Subscribe / Unsubscribe Enewsletters | Login | Register

Pencil Banner

BLOG: Patent trolls target their next victim: Cloud computing

Simon Phipps | Jan. 14, 2014
Cloud computing's success has caught the attention of patent trolls -- so the Open Invention Networks is gearing for battle

Patent trolls target their next victim: Cloud computing

With the shift to cloud well under way, can we expect to see the same innovation-crushing surge of patent abuse in the field of cloud computing? Given the increasing deal sizes in the cloud space, the move by market leaders to focus on cloud for future growth, and the shortfall of current reform activity to restrict only the most egregious patent trolls (and not those using trolling as a line-of-business within a larger enterprise), it seems foreordained.

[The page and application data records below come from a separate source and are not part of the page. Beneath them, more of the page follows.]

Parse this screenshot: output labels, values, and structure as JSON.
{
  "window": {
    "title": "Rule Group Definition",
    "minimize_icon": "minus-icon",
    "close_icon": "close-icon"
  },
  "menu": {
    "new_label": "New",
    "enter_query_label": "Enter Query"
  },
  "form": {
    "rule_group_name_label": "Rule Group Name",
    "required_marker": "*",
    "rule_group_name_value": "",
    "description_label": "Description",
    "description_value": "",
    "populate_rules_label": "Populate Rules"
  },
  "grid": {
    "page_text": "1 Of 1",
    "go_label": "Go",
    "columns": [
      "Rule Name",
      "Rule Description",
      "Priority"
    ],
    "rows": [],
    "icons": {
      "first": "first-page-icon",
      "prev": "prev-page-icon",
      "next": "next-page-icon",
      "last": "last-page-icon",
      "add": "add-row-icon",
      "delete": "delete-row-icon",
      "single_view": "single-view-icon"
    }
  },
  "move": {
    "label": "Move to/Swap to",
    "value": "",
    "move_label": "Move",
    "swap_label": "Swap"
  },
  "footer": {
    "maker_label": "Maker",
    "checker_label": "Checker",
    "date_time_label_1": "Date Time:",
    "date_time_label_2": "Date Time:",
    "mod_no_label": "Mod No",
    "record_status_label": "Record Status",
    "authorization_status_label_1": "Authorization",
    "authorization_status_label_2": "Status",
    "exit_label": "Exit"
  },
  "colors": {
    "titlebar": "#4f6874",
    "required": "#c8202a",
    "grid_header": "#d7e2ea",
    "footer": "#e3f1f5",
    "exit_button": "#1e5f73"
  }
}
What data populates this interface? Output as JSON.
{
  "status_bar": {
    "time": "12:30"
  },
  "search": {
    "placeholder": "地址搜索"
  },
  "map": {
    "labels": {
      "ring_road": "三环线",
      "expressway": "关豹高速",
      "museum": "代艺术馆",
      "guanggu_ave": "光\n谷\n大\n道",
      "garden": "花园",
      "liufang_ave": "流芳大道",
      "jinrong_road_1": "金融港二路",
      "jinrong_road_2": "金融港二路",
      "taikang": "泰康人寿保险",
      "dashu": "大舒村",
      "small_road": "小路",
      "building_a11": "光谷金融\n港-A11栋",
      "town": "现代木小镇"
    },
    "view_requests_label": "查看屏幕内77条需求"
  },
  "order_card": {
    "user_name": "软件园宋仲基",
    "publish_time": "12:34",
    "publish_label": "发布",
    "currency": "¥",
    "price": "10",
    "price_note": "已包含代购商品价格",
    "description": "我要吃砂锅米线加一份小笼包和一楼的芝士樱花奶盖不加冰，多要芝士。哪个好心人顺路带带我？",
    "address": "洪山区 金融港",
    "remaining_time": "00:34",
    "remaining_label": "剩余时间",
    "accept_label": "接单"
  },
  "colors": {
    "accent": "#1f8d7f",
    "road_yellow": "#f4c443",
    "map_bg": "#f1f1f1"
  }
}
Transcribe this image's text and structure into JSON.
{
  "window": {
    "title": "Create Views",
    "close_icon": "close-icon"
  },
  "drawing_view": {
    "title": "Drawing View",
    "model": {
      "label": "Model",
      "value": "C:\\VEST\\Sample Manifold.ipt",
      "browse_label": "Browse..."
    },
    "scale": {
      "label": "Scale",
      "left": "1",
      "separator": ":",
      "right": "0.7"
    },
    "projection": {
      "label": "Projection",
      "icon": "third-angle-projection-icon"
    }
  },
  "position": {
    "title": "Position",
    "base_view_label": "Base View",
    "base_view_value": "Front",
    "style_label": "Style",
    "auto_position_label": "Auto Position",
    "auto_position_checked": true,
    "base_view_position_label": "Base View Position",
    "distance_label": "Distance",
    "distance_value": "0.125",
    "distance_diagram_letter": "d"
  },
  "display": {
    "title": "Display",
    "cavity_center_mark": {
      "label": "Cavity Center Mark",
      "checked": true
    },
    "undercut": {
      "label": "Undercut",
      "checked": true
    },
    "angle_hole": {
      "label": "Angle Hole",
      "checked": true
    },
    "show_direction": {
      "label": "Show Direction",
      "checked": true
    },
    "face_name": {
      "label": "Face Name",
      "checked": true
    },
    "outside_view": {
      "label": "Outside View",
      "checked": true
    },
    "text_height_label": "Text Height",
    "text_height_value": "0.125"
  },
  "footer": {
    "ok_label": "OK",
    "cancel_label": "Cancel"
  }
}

Much of cloud computing relies deeply on open source software. So the cloud news from the OIN (Open Invention Network) that broke in December — that Google would join and OIN would cover OpenStack — should come as no surprise.

Why is the attack of the trolls inevitable? First, cloud computing has deep roots in clustering, scientific computing, and data analysis — and those have been favored topics for university research for years. As we discovered from those who opposed the Innovation Act, universities frequently sell patent rights to trolls as they desperately try to make good on their mistaken belief they can make their institutions rich by patenting research. Second, the cloud computing space has been slow to become profitable, and many startups have already come and gone. VCs often insist on startups filing for patents so that there's something to sell should their investment fail. The trolls lie in wait for these cheap spoils.

As a consequence, it's highly likely that key cloud computing patents are in the hands of patent trolls from both sources. That's just the small trolls — the big trolls have cloud computing business units and are sure to already have a patent arsenal.

Problems like these inspired the creation of OIN nearly nine years ago. These days, OIN regularly updates its Linux definitions — the list of packages that the licensee network agrees not to fight over with patents. The updates include packages that are growing in popularity and which OIN has received requests to include in the list.

"Linux System" is a specialized term here. It refers to a comprehensive list, not just of the files comprising the Linux kernel, but also the files from the GNU Project and other essential user tools, plus an ever-expanding tally of applications and infrastructure hosted on top of GNU/Linux. You don't even have to run these applications and tools on Linux to be eligible for protection; the packages themselves are protected. Thus, the patent pool and non-aggression pact have significant effects, due both to the expanding pool of patents owned by OIN and to the increasing community of licensees.

 

1  2  Next Page 

Sign up for Computerworld eNewsletters.